SOURCE RECORDS section start

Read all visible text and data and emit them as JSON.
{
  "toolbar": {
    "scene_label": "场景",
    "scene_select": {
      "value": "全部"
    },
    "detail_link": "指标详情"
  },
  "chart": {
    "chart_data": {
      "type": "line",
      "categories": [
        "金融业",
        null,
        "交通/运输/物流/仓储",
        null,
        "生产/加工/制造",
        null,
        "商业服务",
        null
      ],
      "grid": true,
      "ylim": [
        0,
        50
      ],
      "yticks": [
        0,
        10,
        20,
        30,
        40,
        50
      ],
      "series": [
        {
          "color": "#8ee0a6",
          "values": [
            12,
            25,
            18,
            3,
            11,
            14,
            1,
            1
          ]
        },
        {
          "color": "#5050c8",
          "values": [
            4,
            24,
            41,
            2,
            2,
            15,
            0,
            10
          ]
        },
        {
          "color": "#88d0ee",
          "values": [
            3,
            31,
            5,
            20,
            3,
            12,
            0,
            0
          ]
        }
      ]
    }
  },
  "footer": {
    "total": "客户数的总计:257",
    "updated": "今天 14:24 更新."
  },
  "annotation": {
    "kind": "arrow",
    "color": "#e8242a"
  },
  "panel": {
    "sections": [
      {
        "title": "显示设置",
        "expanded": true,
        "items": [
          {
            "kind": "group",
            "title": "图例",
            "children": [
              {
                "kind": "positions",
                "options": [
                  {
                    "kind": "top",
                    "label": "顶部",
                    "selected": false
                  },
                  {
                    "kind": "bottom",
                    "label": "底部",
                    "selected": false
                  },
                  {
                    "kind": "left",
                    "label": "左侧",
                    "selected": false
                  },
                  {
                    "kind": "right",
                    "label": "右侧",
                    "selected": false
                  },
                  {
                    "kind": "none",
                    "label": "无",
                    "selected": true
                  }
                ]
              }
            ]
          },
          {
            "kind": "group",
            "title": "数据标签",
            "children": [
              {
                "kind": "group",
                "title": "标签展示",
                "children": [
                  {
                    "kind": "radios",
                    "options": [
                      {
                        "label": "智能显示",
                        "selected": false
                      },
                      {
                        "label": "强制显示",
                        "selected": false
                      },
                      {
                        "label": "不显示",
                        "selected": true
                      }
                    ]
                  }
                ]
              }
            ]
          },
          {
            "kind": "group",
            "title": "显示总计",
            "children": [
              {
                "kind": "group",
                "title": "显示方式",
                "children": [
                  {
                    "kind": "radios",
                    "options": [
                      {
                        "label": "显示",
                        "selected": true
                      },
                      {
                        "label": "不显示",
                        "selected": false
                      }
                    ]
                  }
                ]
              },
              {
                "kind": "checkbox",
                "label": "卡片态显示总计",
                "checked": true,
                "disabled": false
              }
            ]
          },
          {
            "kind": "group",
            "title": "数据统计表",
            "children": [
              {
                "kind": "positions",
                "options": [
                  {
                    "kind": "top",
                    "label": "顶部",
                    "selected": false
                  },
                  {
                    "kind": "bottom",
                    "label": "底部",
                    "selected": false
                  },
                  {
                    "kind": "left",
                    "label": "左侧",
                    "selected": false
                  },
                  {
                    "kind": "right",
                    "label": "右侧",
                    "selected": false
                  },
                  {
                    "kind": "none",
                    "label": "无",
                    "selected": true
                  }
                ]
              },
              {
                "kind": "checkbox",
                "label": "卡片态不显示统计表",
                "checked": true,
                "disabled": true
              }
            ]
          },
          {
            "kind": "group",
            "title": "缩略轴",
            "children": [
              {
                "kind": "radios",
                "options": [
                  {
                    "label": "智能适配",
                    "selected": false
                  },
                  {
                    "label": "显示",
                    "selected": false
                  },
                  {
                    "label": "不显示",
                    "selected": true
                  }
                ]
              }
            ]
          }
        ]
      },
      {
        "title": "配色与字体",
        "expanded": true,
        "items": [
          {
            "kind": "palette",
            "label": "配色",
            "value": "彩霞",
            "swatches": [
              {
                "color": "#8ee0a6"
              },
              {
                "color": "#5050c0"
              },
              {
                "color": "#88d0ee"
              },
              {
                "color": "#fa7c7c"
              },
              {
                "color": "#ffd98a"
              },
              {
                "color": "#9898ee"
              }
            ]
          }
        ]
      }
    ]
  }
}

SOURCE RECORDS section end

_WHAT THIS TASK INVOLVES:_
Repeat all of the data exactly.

_EXERCISE RESULT:_
Read all visible text and data and emit them as JSON.
{
  "toolbar": {
    "scene_label": "场景",
    "scene_select": {
      "value": "全部"
    },
    "detail_link": "指标详情"
  },
  "chart": {
    "chart_data": {
      "type": "line",
      "categories": [
        "金融业",
        null,
        "交通/运输/物流/仓储",
        null,
        "生产/加工/制造",
        null,
        "商业服务",
        null
      ],
      "grid": true,
      "ylim": [
        0,
        50
      ],
      "yticks": [
        0,
        10,
        20,
        30,
        40,
        50
      ],
      "series": [
        {
          "color": "#8ee0a6",
          "values": [
            12,
            25,
            18,
            3,
            11,
            14,
            1,
            1
          ]
        },
        {
          "color": "#5050c8",
          "values": [
            4,
            24,
            41,
            2,
            2,
            15,
            0,
            10
          ]
        },
        {
          "color": "#88d0ee",
          "values": [
            3,
            31,
            5,
            20,
            3,
            12,
            0,
            0
          ]
        }
      ]
    }
  },
  "footer": {
    "total": "客户数的总计:257",
    "updated": "今天 14:24 更新."
  },
  "annotation": {
    "kind": "arrow",
    "color": "#e8242a"
  },
  "panel": {
    "sections": [
      {
        "title": "显示设置",
        "expanded": true,
        "items": [
          {
            "kind": "group",
            "title": "图例",
            "children": [
              {
                "kind": "positions",
                "options": [
                  {
                    "kind": "top",
                    "label": "顶部",
                    "selected": false
                  },
                  {
                    "kind": "bottom",
                    "label": "底部",
                    "selected": false
                  },
                  {
                    "kind": "left",
                    "label": "左侧",
                    "selected": false
                  },
                  {
                    "kind": "right",
                    "label": "右侧",
                    "selected": false
                  },
                  {
                    "kind": "none",
                    "label": "无",
                    "selected": true
                  }
                ]
              }
            ]
          },
          {
            "kind": "group",
            "title": "数据标签",
            "children": [
              {
                "kind": "group",
                "title": "标签展示",
                "children": [
                  {
                    "kind": "radios",
                    "options": [
                      {
                        "label": "智能显示",
                        "selected": false
                      },
                      {
                        "label": "强制显示",
                        "selected": false
                      },
                      {
                        "label": "不显示",
                        "selected": true
                      }
                    ]
                  }
                ]
              }
            ]
          },
          {
            "kind": "group",
            "title": "显示总计",
            "children": [
              {
                "kind": "group",
                "title": "显示方式",
                "children": [
                  {
                    "kind": "radios",
                    "options": [
                      {
                        "label": "显示",
                        "selected": true
                      },
                      {
                        "label": "不显示",
                        "selected": false
                      }
                    ]
                  }
                ]
              },
              {
                "kind": "checkbox",
                "label": "卡片态显示总计",
                "checked": true,
                "disabled": false
              }
            ]
          },
          {
            "kind": "group",
            "title": "数据统计表",
            "children": [
              {
                "kind": "positions",
                "options": [
                  {
                    "kind": "top",
                    "label": "顶部",
                    "selected": false
                  },
                  {
                    "kind": "bottom",
                    "label": "底部",
                    "selected": false
                  },
                  {
                    "kind": "left",
                    "label": "左侧",
                    "selected": false
                  },
                  {
                    "kind": "right",
                    "label": "右侧",
                    "selected": false
                  },
                  {
                    "kind": "none",
                    "label": "无",
                    "selected": true
                  }
                ]
              },
              {
                "kind": "checkbox",
                "label": "卡片态不显示统计表",
                "checked": true,
                "disabled": true
              }
            ]
          },
          {
            "kind": "group",
            "title": "缩略轴",
            "children": [
              {
                "kind": "radios",
                "options": [
                  {
                    "label": "智能适配",
                    "selected": false
                  },
                  {
                    "label": "显示",
                    "selected": false
                  },
                  {
                    "label": "不显示",
                    "selected": true
                  }
                ]
              }
            ]
          }
        ]
      },
      {
        "title": "配色与字体",
        "expanded": true,
        "items": [
          {
            "kind": "palette",
            "label": "配色",
            "value": "彩霞",
            "swatches": [
              {
                "color": "#8ee0a6"
              },
              {
                "color": "#5050c0"
              },
              {
                "color": "#88d0ee"
              },
              {
                "color": "#fa7c7c"
              },
              {
                "color": "#ffd98a"
              },
              {
                "color": "#9898ee"
              }
            ]
          }
        ]
      }
    ]
  }
}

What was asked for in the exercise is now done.